Occasionally I find myself watching one of those HGTV shows where a couple is hunting for a new house. Too often for my taste, one partner dismisses the other’s wishes. He really wants a workshop in the garage; she says, “That doesn’t matter. I don’t care about that.”
That gets me worked up – and talking back to the TV: “Hey, you boneheads,” I say, “if you’re committed to each other, you need to be committed to what the other wants.” The way I see it, if you and I are in a partnership, I need to be concerned with your well-being, with mine – and with this mystical, malleable organism called “us.” If you yearn for a workshop and I blow it off, I weaken us.
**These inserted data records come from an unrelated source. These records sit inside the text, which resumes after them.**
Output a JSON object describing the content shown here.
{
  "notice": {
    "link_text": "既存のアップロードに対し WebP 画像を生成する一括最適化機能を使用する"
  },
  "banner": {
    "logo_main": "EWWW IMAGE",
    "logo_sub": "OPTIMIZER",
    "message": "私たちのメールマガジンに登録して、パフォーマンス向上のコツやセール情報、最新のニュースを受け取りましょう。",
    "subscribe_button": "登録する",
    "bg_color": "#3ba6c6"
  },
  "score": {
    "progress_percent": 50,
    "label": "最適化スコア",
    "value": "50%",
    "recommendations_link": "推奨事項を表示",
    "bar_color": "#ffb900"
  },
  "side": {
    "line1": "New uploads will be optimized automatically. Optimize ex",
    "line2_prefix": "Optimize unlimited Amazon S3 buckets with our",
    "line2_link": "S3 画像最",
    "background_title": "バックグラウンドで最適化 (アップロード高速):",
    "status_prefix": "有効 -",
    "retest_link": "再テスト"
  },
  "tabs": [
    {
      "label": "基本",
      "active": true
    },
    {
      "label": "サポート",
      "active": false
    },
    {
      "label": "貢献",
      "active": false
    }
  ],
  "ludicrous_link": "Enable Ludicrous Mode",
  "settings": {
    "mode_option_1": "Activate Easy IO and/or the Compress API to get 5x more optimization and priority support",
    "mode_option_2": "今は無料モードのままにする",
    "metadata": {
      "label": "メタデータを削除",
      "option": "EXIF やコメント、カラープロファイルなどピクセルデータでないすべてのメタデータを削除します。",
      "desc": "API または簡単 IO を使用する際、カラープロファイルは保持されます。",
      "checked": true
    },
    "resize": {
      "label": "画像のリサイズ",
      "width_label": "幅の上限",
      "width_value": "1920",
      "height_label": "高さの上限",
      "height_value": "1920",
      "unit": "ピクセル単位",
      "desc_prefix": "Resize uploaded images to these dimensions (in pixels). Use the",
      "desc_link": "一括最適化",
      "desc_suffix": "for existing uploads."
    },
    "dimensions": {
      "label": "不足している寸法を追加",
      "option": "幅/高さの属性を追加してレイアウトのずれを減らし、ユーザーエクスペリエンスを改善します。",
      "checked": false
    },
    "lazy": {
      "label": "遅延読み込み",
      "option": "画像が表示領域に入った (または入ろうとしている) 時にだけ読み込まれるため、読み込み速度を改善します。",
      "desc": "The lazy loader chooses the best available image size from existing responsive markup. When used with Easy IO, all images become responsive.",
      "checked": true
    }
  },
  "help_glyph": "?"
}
I thought about this as we launched this issue devoted to teamwork. Some of the most interesting craft today is made by artists working together. Lisa and Scott Cylinder have collaborated on life and jewelry for 28 years. The two of them are a mix of highly developed skills, openness to input, and stubborn tastes. They can’t agree on music, so the studio iPod is always on shuffle. Yet they share a sketchbook and start a new project only when it resonates with each of them; it “has to click for both,” Scott says.
The whole of the Cylinders’ alliance is greater than the sum of its parts. That’s true, too, of David Forlano and Steve Ford, creative partners for 32 years. Forlano’s approach is straightforward, experiential, while the analytical Ford sees layers. “My approach to making paintings or objects is that what you see is what it is,” Forlano says, “whereas Steve has this wholly different way – intellectual, wanting to know how the thing is made, decomposing it. That carries over into our business structure, too. It’s a good balance.”
Sometimes, of course, a partnership fails, no matter how well intentioned it is. In this issue, we dissect the 2009 merger of the Museum of Contemporary Craft with Pacific Northwest College of Art – and the recent closing of the museum, a 79-year-old institution. One thing that’s clear about this ill-fated marriage – and not everything is – is that the two partners never really came together; they never achieved “us.” “We never had something where the cogs all fit together to create a real system,” says Namita Gupta Wiggers, former director of the museum.
Other times, a partnership can weather a storm and emerge stronger – and not through the sort of dreary compromise you see in the home improvement shows, where the wife grudgingly agrees to the workshop if she gets something in return. In 2005, when Forlano moved from Philadelphia to Santa Fe to be with the woman who’s now his wife, Ford felt lost. “I thought the daily interaction was key to our collaboration,” he recalls, “plus I felt abandoned.” With the help of a mediator, the two forged a new way. Now they’ve found that working in different cities actually enhances their work. There is “more time to let the ideas individually mature,” Ford says.
Teamwork is made of openness, complementary strengths, and commitment. It requires taking others’ concerns to heart – and trusting them with yours. It’s not easy, but as the artists in this issue demonstrate, when it works, it’s powerful.